winners include nine Southerners plus Oklahoma and Missouri.

And Irene? She’s 17 and a Northerner, from Farmington Hills,
Mich.; and she almost was out early.

Viewers didn’t put her in the show’s top 10; she survived because
judges gave her one of the three wild-card spots. Only one other wild-card
person (Clay Aiken, 11 years ago) has reached the final night.

Early on, viewers plunked her in the bottom three, at the
edge of ouster.  “She just keeps comin’
back and comin’ back,” said Harry Connick Jr., an “Idol” judge who spotted her
potential early. “She just has that mystique,” he said. “I think I called her
the sleeper at the time.”

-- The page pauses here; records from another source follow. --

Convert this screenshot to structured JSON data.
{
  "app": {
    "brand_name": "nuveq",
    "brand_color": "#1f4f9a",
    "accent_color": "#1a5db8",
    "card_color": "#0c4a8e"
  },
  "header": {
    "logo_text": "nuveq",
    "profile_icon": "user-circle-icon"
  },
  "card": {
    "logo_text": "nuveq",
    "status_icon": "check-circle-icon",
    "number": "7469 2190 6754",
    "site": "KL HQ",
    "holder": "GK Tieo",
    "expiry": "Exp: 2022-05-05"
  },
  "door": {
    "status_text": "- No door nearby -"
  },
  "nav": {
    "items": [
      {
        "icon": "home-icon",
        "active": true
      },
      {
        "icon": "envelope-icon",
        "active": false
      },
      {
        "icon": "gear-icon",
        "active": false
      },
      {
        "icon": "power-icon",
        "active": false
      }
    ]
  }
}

That mystique seems to involve confidence. Offstage, Preston
said, “Jena is just like one of the guys. She’s just fun to hang out with.” She’s
similar, he said, to Johnson, who’s “a super-cool dude.”

And onstage, Connick said, she keeps that assertiveness.
“Jena has such variety in her song choices and her performances, from ballads
to Benatar (rock belter Pat Benatar). She’s made some great decisions.”

Italian on her father’s side (her full name is Jena Irene
Asciutto) and French on her mother’s, she grew up comfortably in Detroit
suburbia, where both parents are business executives. Early on, she started
writing songs and singing with her band, Infinity Hour.

In Ashville, Johnson was singing with the rock band Elijah
Hooker and took two previous cracks at “Idol,” reaching the top 42 and the top
24. This time, he seemed destined for the top.

Last week, Irene was singing richly emotional songs and
Johnson was delivering furious, mike-stand-smashing rock ‘n’ roll. “It’s television
and people love (that),” Preston said. “It’s awesome, but I can’t do that.” He
knew then that it would be a Caleb-Jena finale.

“American Idol,” Fox.

Performances, 8-9 p.m. Tuesday, then viewers
vote; finale, 8-10:07 p.m. Wednesday.